▶ **Task data**:
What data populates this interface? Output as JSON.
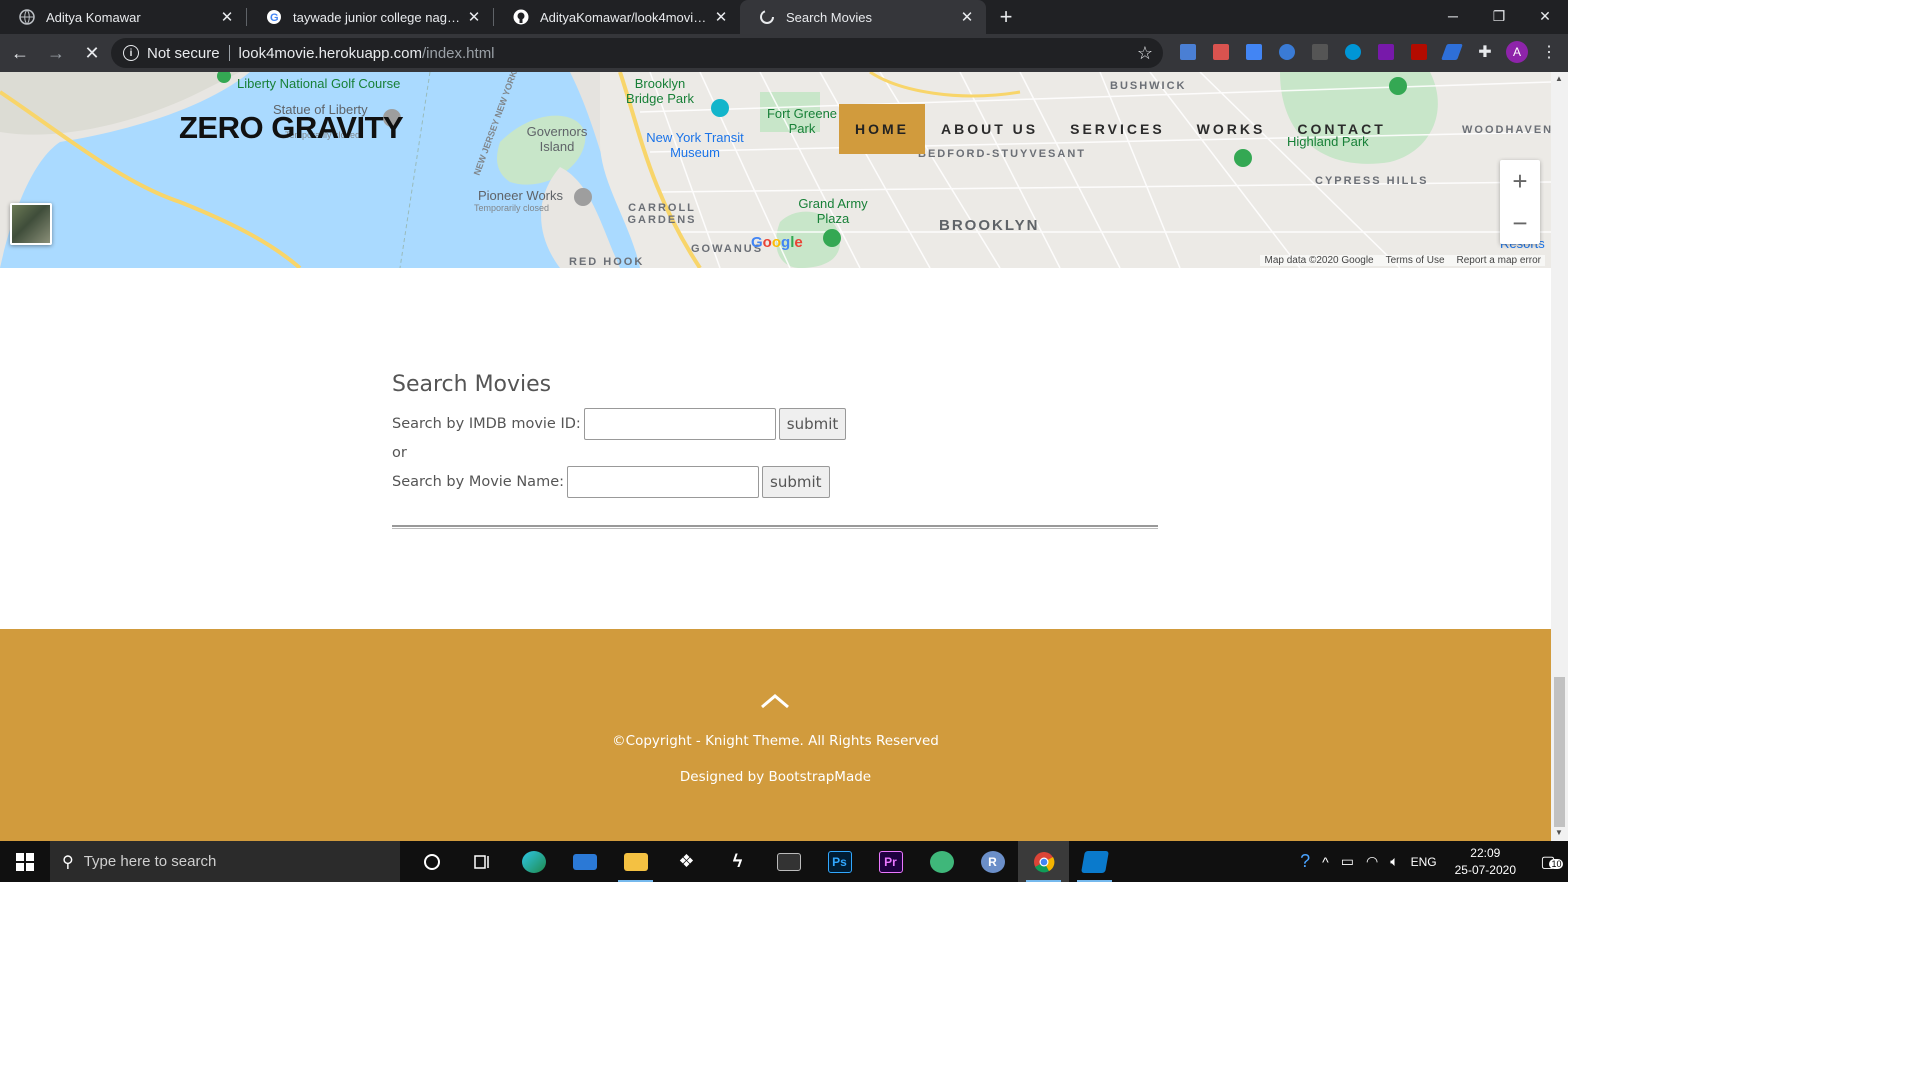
{
  "browser": {
    "tabs": [
      {
        "title": "Aditya Komawar",
        "icon": "globe-icon",
        "active": false
      },
      {
        "title": "taywade junior college nagput - G",
        "icon": "google-icon",
        "active": false
      },
      {
        "title": "AdityaKomawar/look4movie: Yo",
        "icon": "github-icon",
        "active": false
      },
      {
        "title": "Search Movies",
        "icon": "loading-icon",
        "active": true
      }
    ],
    "security_label": "Not secure",
    "url_host": "look4movie.herokuapp.com",
    "url_path": "/index.html"
  },
  "map": {
    "labels": {
      "liberty_course": "Liberty National Golf Course",
      "statue": "Statue of Liberty",
      "statue_status": "Temporarily closed",
      "brooklyn_bridge_park": "Brooklyn Bridge Park",
      "governors_island": "Governors Island",
      "transit_museum": "New York Transit Museum",
      "fort_greene": "Fort Greene Park",
      "pioneer_works": "Pioneer Works",
      "pioneer_status": "Temporarily closed",
      "carroll_gardens": "CARROLL GARDENS",
      "gowanus": "GOWANUS",
      "red_hook": "RED HOOK",
      "grand_army": "Grand Army Plaza",
      "bedford": "BEDFORD-STUYVESANT",
      "brooklyn": "BROOKLYN",
      "bushwick": "BUSHWICK",
      "highland_park": "Highland Park",
      "cypress_hills": "CYPRESS HILLS",
      "woodhaven": "WOODHAVEN",
      "nj_ny": "NEW JERSEY NEW YORK",
      "resorts": "Resorts"
    },
    "google": "Google",
    "attribution": [
      "Map data ©2020 Google",
      "Terms of Use",
      "Report a map error"
    ]
  },
  "site": {
    "brand": "ZERO GRAVITY",
    "nav": [
      {
        "label": "HOME",
        "active": true
      },
      {
        "label": "ABOUT US",
        "active": false
      },
      {
        "label": "SERVICES",
        "active": false
      },
      {
        "label": "WORKS",
        "active": false
      },
      {
        "label": "CONTACT",
        "active": false
      }
    ]
  },
  "search": {
    "heading": "Search Movies",
    "imdb_label": "Search by IMDB movie ID:",
    "imdb_value": "",
    "or_text": "or",
    "name_label": "Search by Movie Name:",
    "name_value": "",
    "submit_label": "submit"
  },
  "footer": {
    "copyright": "©Copyright - Knight Theme. All Rights Reserved",
    "designed": "Designed by BootstrapMade",
    "accent": "#d19b3d"
  },
  "taskbar": {
    "search_placeholder": "Type here to search",
    "apps": [
      "cortana-icon",
      "task-view-icon",
      "edge-icon",
      "mail-icon",
      "file-explorer-icon",
      "dropbox-icon",
      "wave-icon",
      "terminal-icon",
      "photoshop-icon",
      "premiere-icon",
      "maps-icon",
      "r-icon",
      "chrome-icon",
      "vscode-icon"
    ],
    "lang": "ENG",
    "time": "22:09",
    "date": "25-07-2020",
    "notifications": "10"
  }
}
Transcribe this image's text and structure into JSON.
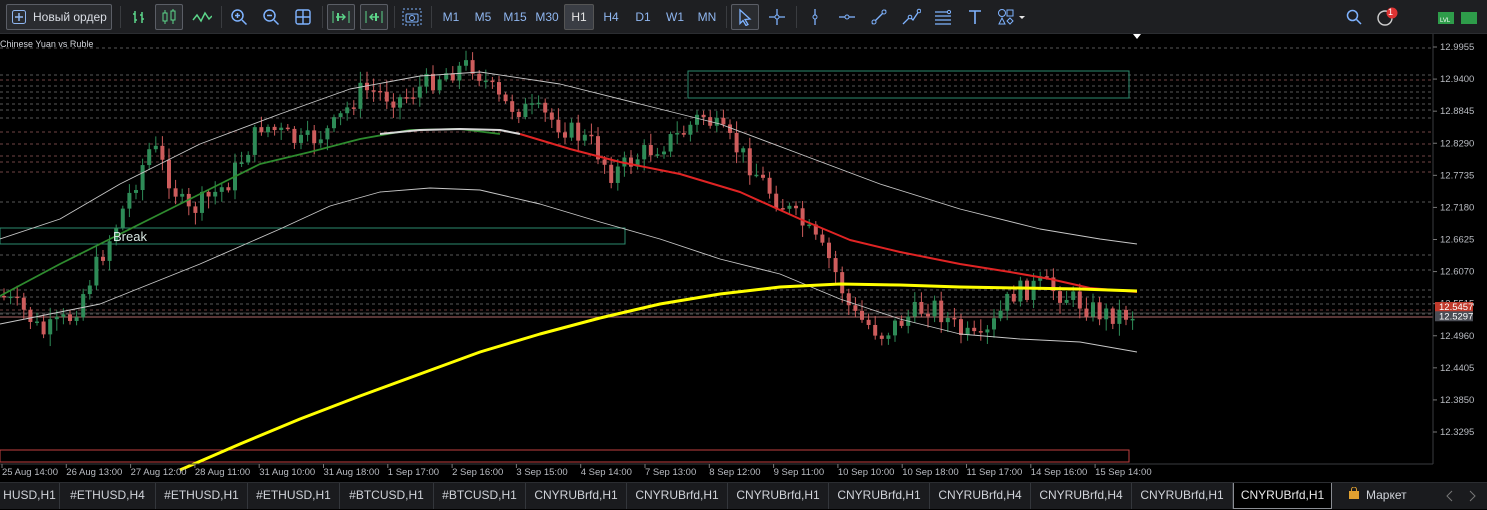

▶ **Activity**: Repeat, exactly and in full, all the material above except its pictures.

▶ **Written response**:
What data populates this interface? Output as JSON.
{
  "browser": {
    "tabs": [
      {
        "title": "Aditya Komawar",
        "icon": "globe-icon",
        "active": false
      },
      {
        "title": "taywade junior college nagput - G",
        "icon": "google-icon",
        "active": false
      },
      {
        "title": "AdityaKomawar/look4movie: Yo",
        "icon": "github-icon",
        "active": false
      },
      {
        "title": "Search Movies",
        "icon": "loading-icon",
        "active": true
      }
    ],
    "security_label": "Not secure",
    "url_host": "look4movie.herokuapp.com",
    "url_path": "/index.html"
  },
  "map": {
    "labels": {
      "liberty_course": "Liberty National Golf Course",
      "statue": "Statue of Liberty",
      "statue_status": "Temporarily closed",
      "brooklyn_bridge_park": "Brooklyn Bridge Park",
      "governors_island": "Governors Island",
      "transit_museum": "New York Transit Museum",
      "fort_greene": "Fort Greene Park",
      "pioneer_works": "Pioneer Works",
      "pioneer_status": "Temporarily closed",
      "carroll_gardens": "CARROLL GARDENS",
      "gowanus": "GOWANUS",
      "red_hook": "RED HOOK",
      "grand_army": "Grand Army Plaza",
      "bedford": "BEDFORD-STUYVESANT",
      "brooklyn": "BROOKLYN",
      "bushwick": "BUSHWICK",
      "highland_park": "Highland Park",
      "cypress_hills": "CYPRESS HILLS",
      "woodhaven": "WOODHAVEN",
      "nj_ny": "NEW JERSEY NEW YORK",
      "resorts": "Resorts"
    },
    "google": "Google",
    "attribution": [
      "Map data ©2020 Google",
      "Terms of Use",
      "Report a map error"
    ]
  },
  "site": {
    "brand": "ZERO GRAVITY",
    "nav": [
      {
        "label": "HOME",
        "active": true
      },
      {
        "label": "ABOUT US",
        "active": false
      },
      {
        "label": "SERVICES",
        "active": false
      },
      {
        "label": "WORKS",
        "active": false
      },
      {
        "label": "CONTACT",
        "active": false
      }
    ]
  },
  "search": {
    "heading": "Search Movies",
    "imdb_label": "Search by IMDB movie ID:",
    "imdb_value": "",
    "or_text": "or",
    "name_label": "Search by Movie Name:",
    "name_value": "",
    "submit_label": "submit"
  },
  "footer": {
    "copyright": "©Copyright - Knight Theme. All Rights Reserved",
    "designed": "Designed by BootstrapMade",
    "accent": "#d19b3d"
  },
  "taskbar": {
    "search_placeholder": "Type here to search",
    "apps": [
      "cortana-icon",
      "task-view-icon",
      "edge-icon",
      "mail-icon",
      "file-explorer-icon",
      "dropbox-icon",
      "wave-icon",
      "terminal-icon",
      "photoshop-icon",
      "premiere-icon",
      "maps-icon",
      "r-icon",
      "chrome-icon",
      "vscode-icon"
    ],
    "lang": "ENG",
    "time": "22:09",
    "date": "25-07-2020",
    "notifications": "10"
  }
}
Transcribe this image's text and structure into JSON.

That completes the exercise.